Show every line of the records below that contains the word "user".

Website and app data records:
■ ■ ■

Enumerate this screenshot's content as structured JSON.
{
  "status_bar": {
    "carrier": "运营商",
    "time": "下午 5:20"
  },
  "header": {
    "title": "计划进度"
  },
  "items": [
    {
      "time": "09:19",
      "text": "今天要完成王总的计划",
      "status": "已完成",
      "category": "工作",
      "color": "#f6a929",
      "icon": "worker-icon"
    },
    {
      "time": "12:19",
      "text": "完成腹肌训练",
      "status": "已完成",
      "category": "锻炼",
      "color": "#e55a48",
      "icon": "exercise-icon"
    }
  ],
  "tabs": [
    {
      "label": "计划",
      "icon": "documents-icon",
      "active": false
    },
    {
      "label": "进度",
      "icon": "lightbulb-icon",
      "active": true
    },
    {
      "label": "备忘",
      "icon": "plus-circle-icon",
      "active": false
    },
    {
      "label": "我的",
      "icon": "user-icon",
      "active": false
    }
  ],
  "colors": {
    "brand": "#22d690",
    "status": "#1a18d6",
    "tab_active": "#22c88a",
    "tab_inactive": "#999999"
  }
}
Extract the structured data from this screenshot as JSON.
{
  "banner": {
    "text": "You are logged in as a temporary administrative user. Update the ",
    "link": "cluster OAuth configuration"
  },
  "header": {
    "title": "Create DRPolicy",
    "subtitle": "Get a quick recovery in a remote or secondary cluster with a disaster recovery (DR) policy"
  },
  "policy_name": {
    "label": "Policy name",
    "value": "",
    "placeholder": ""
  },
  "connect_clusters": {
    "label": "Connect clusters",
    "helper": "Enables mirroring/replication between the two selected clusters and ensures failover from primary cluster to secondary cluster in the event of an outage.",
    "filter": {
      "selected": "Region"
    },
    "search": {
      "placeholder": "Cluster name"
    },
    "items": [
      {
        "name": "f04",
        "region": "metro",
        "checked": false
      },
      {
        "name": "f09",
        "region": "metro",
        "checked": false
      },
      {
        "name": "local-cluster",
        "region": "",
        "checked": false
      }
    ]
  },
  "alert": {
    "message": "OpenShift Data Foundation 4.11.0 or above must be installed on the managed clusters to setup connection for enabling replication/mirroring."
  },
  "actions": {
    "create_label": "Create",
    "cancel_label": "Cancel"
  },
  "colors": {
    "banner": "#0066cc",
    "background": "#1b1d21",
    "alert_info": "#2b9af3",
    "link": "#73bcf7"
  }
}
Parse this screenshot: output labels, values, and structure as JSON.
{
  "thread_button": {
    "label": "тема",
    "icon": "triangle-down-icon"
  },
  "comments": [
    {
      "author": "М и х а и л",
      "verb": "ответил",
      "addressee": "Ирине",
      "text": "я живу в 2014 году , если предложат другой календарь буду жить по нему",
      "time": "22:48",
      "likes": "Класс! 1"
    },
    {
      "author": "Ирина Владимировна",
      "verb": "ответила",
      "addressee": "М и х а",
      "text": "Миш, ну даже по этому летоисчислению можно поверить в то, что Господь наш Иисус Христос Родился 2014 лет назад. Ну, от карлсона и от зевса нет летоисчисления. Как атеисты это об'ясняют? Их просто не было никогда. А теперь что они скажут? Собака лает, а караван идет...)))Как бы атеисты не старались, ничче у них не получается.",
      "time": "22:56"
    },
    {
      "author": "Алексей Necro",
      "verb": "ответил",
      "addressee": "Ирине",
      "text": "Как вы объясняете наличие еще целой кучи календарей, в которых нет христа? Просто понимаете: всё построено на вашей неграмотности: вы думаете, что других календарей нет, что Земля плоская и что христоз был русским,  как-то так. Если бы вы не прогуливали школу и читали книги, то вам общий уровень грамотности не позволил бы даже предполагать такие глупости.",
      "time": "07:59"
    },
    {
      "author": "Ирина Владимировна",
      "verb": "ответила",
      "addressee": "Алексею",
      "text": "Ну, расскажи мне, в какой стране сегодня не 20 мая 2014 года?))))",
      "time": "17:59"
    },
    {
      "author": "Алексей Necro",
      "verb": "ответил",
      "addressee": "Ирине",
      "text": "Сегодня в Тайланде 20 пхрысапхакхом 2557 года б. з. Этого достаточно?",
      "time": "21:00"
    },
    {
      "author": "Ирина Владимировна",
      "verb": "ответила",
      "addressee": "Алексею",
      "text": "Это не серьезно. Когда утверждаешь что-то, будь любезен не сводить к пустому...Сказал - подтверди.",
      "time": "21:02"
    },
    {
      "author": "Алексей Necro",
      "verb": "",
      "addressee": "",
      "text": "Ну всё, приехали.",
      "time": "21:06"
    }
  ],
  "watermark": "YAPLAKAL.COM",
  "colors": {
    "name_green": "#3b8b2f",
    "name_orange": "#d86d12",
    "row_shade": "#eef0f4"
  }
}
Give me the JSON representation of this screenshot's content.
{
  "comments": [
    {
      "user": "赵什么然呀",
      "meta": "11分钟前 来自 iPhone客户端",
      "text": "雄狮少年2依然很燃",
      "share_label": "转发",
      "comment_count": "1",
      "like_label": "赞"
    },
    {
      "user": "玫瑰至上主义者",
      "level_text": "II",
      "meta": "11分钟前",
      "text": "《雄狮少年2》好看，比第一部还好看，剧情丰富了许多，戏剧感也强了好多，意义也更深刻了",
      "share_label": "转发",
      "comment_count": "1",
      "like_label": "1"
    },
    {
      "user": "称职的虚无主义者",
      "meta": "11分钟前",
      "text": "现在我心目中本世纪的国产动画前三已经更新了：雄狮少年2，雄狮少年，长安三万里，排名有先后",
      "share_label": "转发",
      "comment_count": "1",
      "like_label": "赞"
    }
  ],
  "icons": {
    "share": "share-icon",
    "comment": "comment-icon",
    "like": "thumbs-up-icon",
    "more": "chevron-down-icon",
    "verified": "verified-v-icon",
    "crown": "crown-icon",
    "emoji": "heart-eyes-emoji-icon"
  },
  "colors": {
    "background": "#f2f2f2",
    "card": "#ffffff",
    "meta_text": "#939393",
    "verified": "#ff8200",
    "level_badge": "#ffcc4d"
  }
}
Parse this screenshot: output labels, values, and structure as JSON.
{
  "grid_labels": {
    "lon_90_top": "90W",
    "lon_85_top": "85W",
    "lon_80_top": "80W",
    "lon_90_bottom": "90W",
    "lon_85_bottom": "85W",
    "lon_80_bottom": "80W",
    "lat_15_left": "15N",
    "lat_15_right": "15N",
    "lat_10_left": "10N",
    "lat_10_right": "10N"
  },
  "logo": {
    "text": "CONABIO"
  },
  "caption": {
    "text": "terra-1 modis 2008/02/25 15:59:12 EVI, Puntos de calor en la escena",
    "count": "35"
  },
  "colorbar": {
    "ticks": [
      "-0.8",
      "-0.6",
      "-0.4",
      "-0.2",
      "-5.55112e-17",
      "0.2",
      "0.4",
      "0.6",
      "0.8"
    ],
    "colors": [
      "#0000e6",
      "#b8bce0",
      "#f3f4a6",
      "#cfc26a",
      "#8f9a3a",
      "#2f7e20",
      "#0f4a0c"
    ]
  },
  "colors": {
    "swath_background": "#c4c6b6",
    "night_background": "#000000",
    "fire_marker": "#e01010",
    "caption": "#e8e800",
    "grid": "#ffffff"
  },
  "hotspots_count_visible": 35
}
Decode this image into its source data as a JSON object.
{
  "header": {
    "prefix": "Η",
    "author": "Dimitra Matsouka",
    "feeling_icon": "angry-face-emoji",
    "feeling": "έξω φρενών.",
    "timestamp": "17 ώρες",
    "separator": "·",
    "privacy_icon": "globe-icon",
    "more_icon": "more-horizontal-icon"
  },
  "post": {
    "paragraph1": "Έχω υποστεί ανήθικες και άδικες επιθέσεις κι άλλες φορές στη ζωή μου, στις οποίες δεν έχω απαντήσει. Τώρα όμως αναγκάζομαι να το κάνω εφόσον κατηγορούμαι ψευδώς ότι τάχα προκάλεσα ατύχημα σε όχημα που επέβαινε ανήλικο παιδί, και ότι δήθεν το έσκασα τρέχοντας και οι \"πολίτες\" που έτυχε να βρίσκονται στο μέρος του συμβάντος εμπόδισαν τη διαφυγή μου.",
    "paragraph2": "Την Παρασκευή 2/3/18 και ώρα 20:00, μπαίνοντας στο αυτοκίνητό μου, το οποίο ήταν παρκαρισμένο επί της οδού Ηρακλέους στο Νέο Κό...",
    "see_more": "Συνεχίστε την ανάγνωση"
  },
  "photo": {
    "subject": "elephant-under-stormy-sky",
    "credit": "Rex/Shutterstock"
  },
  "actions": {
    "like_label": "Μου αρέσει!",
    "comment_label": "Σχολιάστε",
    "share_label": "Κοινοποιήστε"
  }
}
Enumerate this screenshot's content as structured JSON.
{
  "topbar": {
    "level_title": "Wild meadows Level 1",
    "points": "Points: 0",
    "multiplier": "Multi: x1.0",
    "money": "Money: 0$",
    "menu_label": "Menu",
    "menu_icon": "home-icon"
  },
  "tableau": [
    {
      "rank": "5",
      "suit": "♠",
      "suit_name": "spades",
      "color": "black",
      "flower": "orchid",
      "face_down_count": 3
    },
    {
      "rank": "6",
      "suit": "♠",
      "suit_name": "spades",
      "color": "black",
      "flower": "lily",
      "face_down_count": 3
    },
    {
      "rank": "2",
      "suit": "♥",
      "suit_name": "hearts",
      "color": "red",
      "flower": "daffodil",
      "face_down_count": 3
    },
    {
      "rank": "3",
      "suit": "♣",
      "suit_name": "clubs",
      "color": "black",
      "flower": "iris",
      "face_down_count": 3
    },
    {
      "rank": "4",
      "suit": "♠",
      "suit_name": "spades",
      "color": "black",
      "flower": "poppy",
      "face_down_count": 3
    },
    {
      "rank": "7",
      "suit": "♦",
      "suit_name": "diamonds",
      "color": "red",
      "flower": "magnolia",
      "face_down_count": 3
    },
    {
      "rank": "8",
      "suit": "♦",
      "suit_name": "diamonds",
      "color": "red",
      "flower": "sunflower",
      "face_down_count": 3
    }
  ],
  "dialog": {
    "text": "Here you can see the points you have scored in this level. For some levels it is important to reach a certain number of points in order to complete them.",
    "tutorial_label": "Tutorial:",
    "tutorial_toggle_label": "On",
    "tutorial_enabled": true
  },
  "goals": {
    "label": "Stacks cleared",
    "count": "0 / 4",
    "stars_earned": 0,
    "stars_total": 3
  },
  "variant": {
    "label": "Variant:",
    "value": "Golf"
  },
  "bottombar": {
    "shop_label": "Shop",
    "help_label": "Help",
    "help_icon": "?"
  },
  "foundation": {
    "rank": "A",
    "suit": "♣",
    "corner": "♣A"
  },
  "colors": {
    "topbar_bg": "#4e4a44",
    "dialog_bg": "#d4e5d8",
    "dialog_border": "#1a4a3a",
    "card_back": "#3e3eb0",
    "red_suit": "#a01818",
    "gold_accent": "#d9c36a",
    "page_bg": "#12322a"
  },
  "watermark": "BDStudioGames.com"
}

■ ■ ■

_COMPLETED TASK_
      "icon": "user-icon",
    "text": "You are logged in as a temporary administrative user. Update the ",
      "user": "赵什么然呀",
      "user": "玫瑰至上主义者",
      "user": "称职的虚无主义者",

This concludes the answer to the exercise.